I was scrolling through Facebook the other evening when I came across a Horse and Hound post about Gemma Tattersall receiving a yellow card at an event. I had seen Gemma jump at Hickstead and was impressed with her partnership with her horse so was disappointed to read this. Scrolling through the comments, (mostly about Horse and Hound restricting viewing to their VIP readers!) I saw a lady had written that we are heading towards a ban on whips in all disciplines, as is being suggested in racing, and this would “endanger the lives of horses and riders”.
Now, this intrigued me, why would not having a whip endanger life? I ride without one regularly and have never felt endangered. So, I asked. Yes, I poked the Bear!
Ignoring the tirade of put downs and mocking I received – “anyone who has ridden a moderately technical cross country course will know that”, “only someone who has never trained a horse could ask that”, “I’m not a bunny brusher but….” (not sure what a bunny brusher is but guessing it means someone soft?), “people from the showing world shouldn’t start on about horse abuse #equineobesity”……… you have to love the keyboard warriors out there.
The only intelligent response was “correcting a horse’s course/angle of its body/getting it’s attention and focus on the right part of a fence could mean the difference between clearing a fence and a catastrophic fall.” So, we use a stick on a shoulder to straighten them? But then I must ask:
- Does that have to be done with a whip? Or could an alternative solution be found?
- Does the horse have to have a degree of fear for the stick for this to be effective?
- How often is a whip used for an alternative reason – to punish, propel, out of temper?
- If courses are being designed to require a whip to be needed for safety of horse and rider, should we not be changing the designs?
Someone mentioned Murphy Himself and Ian Stark as an example of a whip free combination who completed Badminton and the Olympics but this was obviously written off in the discussion as a “freak of nature”, “one off”….
Then my favourite K.W. (Keyboard warrior) finally said the answer that a lot, I am saddened to suspect, were thinking:
“Listen up all you Novice wanna be’s with a couple of blue ribbons that think you’re a horse trainer: champions stay consistent champions because they have a healthy amount of fear and respect for the trainer.”
Another adding “because it hurts, that’s why it works.”
Now, I have to separate fear and respect as they are vastly different – an abusive father has fear, a great father has respect and only one will need to use violence. I personally find it hard to respect anyone who uses fear as a means of control. But people still genuinely believe that fear/pain is neede to compete, in this case, cross country. And I would like to know if that is actually true?
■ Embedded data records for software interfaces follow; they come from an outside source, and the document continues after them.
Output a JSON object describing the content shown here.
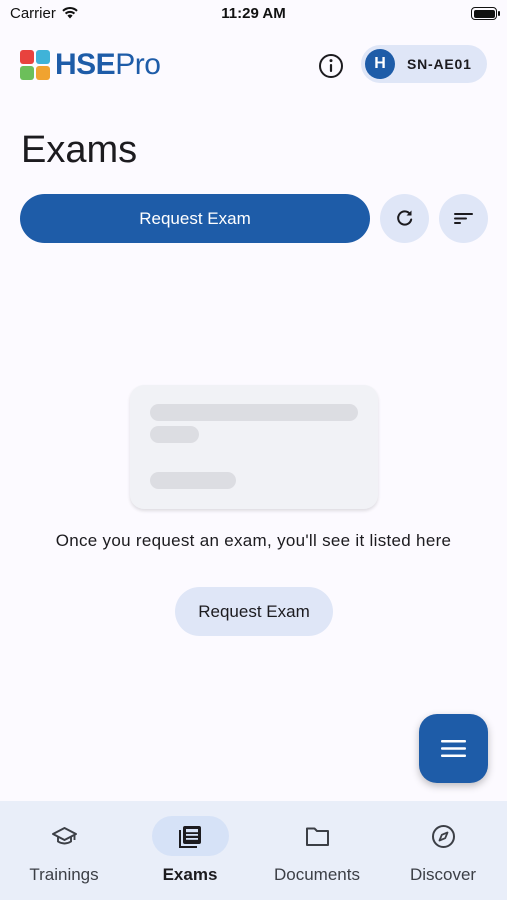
{
  "status_bar": {
    "carrier": "Carrier",
    "time": "11:29 AM"
  },
  "header": {
    "logo_bold": "HSE",
    "logo_light": "Pro",
    "logo_colors": [
      "#e8423e",
      "#3fb3d8",
      "#6cbf5a",
      "#f0a330"
    ],
    "account": {
      "initial": "H",
      "label": "SN-AE01"
    }
  },
  "page": {
    "title": "Exams"
  },
  "toolbar": {
    "request_label": "Request Exam"
  },
  "empty_state": {
    "message": "Once you request an exam, you'll see it listed here",
    "button_label": "Request Exam"
  },
  "nav": {
    "items": [
      {
        "label": "Trainings",
        "icon": "graduation-cap-icon",
        "active": false
      },
      {
        "label": "Exams",
        "icon": "newspaper-icon",
        "active": true
      },
      {
        "label": "Documents",
        "icon": "folder-icon",
        "active": false
      },
      {
        "label": "Discover",
        "icon": "compass-icon",
        "active": false
      }
    ]
  },
  "colors": {
    "primary": "#1e5ca8",
    "tonal": "#dfe6f7",
    "nav_background": "#e9eef9",
    "background": "#fcfaff"
  }
}
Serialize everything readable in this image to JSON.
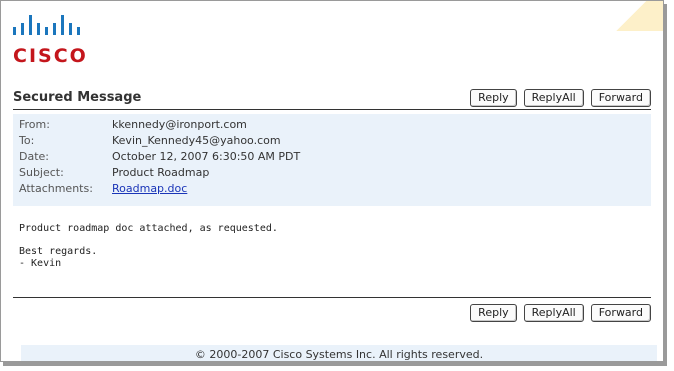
{
  "logo": {
    "name": "cisco-logo",
    "text": "CISCO",
    "color": "#c4161c"
  },
  "title": "Secured Message",
  "buttons": {
    "reply": "Reply",
    "reply_all": "ReplyAll",
    "forward": "Forward"
  },
  "headers": [
    {
      "label": "From:",
      "value": "kkennedy@ironport.com"
    },
    {
      "label": "To:",
      "value": "Kevin_Kennedy45@yahoo.com"
    },
    {
      "label": "Date:",
      "value": "October 12, 2007 6:30:50 AM PDT"
    },
    {
      "label": "Subject:",
      "value": "Product Roadmap"
    },
    {
      "label": "Attachments:",
      "value": "Roadmap.doc"
    }
  ],
  "body": {
    "line1": "Product roadmap doc attached, as requested.",
    "line2": "Best regards.",
    "line3": "- Kevin"
  },
  "footer": "© 2000-2007 Cisco Systems Inc. All rights reserved."
}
Thankfully I wasn’t the only voice on the thread not believing this to be true but I was definitely a minority.
It’s strange where inspiration comes from though. I could have just put this incident behind me and done my own thing but I am truly inspired to do something. Don’t get mad, get scientific! The issue is I am not sure what/how, so I will open it up to the world and hope input from you wonderful folk will help to guide this fire that has been lit.
If I was to do a scientific study, where do I start?
- Survey at a cross country event – I could categorise use of the whip as directional, propelling or punish and see what the percentages are?
- Speak to top riders and consider their feelings about it?
- Speak to course builders about the design of modern courses?
- Look into research already done for racing and other equine welfare issues?
- Do a Masters Degree research project on the subject? Maybe there is a University that could guide a study better?
Genuinely interested in thoughts – positive and negative. What can I do? How can I change the world?